In the complexity of each moment of time, one can find inspiration or contemplation. One can even find themselves drawn back to earlier moments through a variety of reflection points, recalling the mood from a past moment in time. It is precisely these kinds of reflections that inspired Franck Martin to complete his next album “Passages.” It all started with the picture found on the front cover, along with the mood at that moment. Martin had experienced a health scare earlier in the year, during which he thought about his own mortality. With the challenges of the pandemic, working from home, the reality became clear that the only thing that does not change is change. Looking at the picture, the sun passing through the clouds, reflections on the water, it is the perfect imagery for Passages.
Passages was created through the evolution of a patch Martin has been using, for shows like Modular World, and the NPR Tiny Desk Contest. Recorded in quad using a mix of Buchla and Moog synths and later processed as a Dolby Atmos release featuring 1080p video of the mountainous Pacifica skyline and available as a 48kHz / 24-bit MP4 download. Alternatively, a 5.1 mix is also available as 48kHz / 24-bit FLAC, plus the seamless nine part piece also has been bounced down to binaural stereo, best for headphone listening and available as a lossless audio download.
From an immersionist standpoint, Martin’s mixes are absolutely stellar and completely engaging. He continually moves elements around the room as the piece evolves, making excellent use of the space between the four speakers. In a perfect tapestry of sound, Martin rotates pulsating and meandering elements clockwise, filling every nook and cranny along the way.
In the earliest parts of the ongoing suite of music, listeners will hear crackling sounds bubbling and bursting from all corners. On one’s first listen, they may be concerned that their hi-fi system is at fault, or the digital file has been corrupted. Of course, this is not the case, instead the crackling is truly the essence and unique characteristic of Martin’s music. Listeners have been placed into a very unique soundscape that one could classify as truly weird or even consider it a movie soundtrack. Regardless of how one classifies Passages, it goes far beyond the realm that we live in, creating an aural journey unlike any other listeners have probably heard.
What I find comforting about Passages, is how it constantly evolves with a pulsating stationary heartbeat upfront, while other parts bubble and circulate around the space.
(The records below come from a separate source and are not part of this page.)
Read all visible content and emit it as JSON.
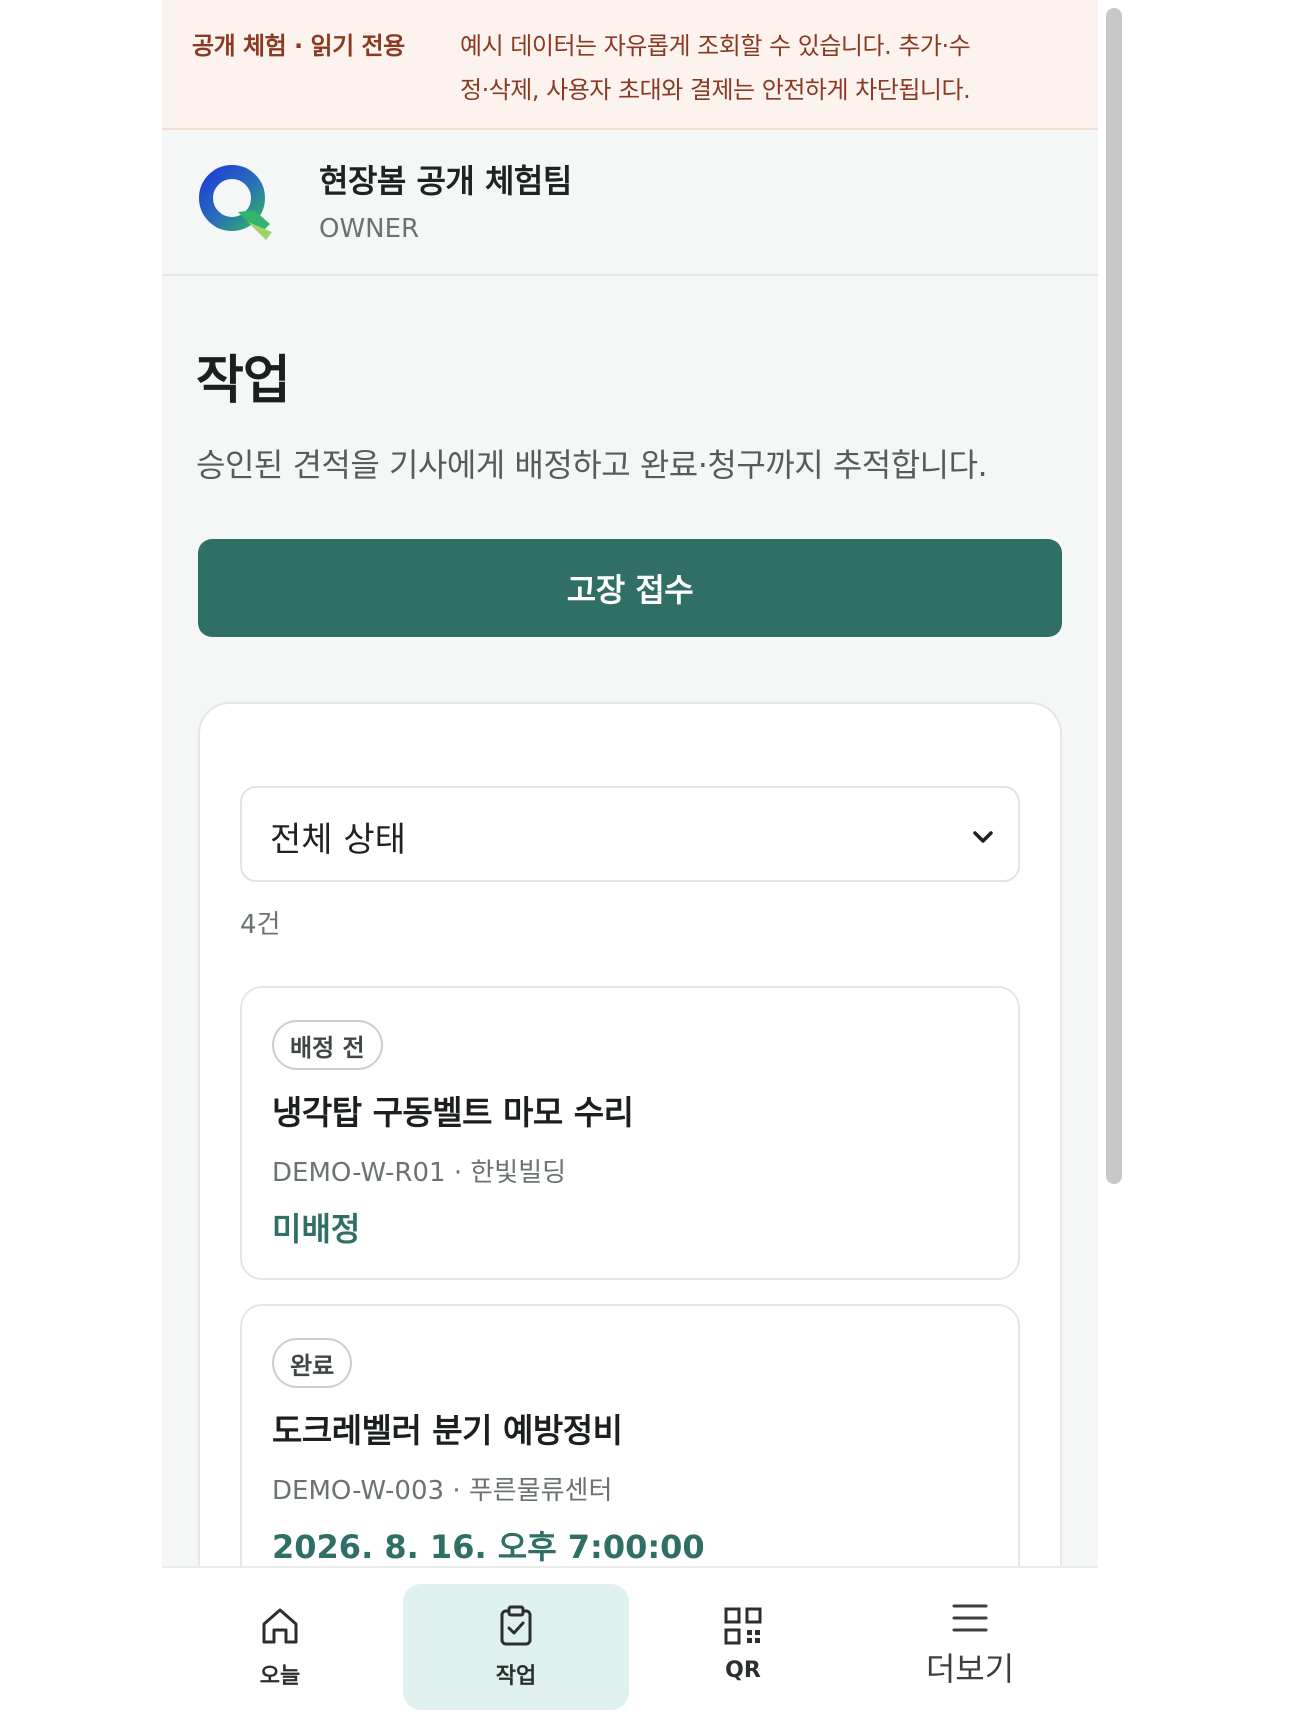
{
  "banner": {
    "tag": "공개 체험 · 읽기 전용",
    "line1": "예시 데이터는 자유롭게 조회할 수 있습니다. 추가·수",
    "line2": "정·삭제, 사용자 초대와 결제는 안전하게 차단됩니다."
  },
  "org": {
    "name": "현장봄 공개 체험팀",
    "role": "OWNER"
  },
  "page": {
    "title": "작업",
    "description": "승인된 견적을 기사에게 배정하고 완료·청구까지 추적합니다.",
    "primary_button": "고장 접수"
  },
  "filter": {
    "selected": "전체 상태",
    "count": "4건"
  },
  "jobs": [
    {
      "badge": "배정 전",
      "title": "냉각탑 구동벨트 마모 수리",
      "meta": "DEMO-W-R01 · 한빛빌딩",
      "status": "미배정"
    },
    {
      "badge": "완료",
      "title": "도크레벨러 분기 예방정비",
      "meta": "DEMO-W-003 · 푸른물류센터",
      "status": "2026. 8. 16. 오후 7:00:00"
    }
  ],
  "tabs": {
    "today": "오늘",
    "jobs": "작업",
    "qr": "QR",
    "more": "더보기"
  },
  "colors": {
    "accent": "#2f6f66",
    "banner_bg": "#fdf3ee",
    "banner_text": "#8a3a22",
    "active_tab_bg": "#dff1ee"
  },
  "icons": {
    "logo": "q-logo-icon",
    "select": "chevron-down-icon",
    "today": "home-icon",
    "jobs": "clipboard-check-icon",
    "qr": "qr-code-icon",
    "more": "menu-icon"
  }
}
It is difficult to describe the sounds, some of which could be considered akin to sirens, and others as gurgling liquids, heated popping, rumbling earthquake, and the like.
Martin’s music does not find melody, rather it finds the world of noise. Not specifically distorted nor thrashing, instead it offers a quietness, yet an edge that is engaging. In one segment a synthesizer swoops down, continually rotating around the room, becoming louder and softer as it moves from the front to the back across the back speakers, and then returns up to the front to start around the clock once again.
As we get further into the piece, scary voice like sounds shutter the senses from the distance, calling from all corners, plus other elements shoot across the soundscape in a reflective manner. Martin truly is an expert at using the quadscape and his move into Dolby Atmos has allowed a larger audience from the streaming world to enjoy his special form of music.
I found Passages to be the kind of release where aural discovery occurs with each listen. Even though the music is not extremely dense, instead there are subtleties that one may simply miss on the first listen. Thus, Passages not only evolves as one listens, but it also evolves through multiple listens.
For those seeking to be immersed and filled with ear candy all in a tapestry of sound, Passages is absolutely the album. This is the kind of space where one can kick back and know that the artist will fill their mind with an auralscape that constantly changes.
released March 4, 2022
Dolby Atmos 48kHz / 24-bit MP4 download, 5.1 48kHz / 24-bit AIF download, and binaural stereo download. Also available for streaming.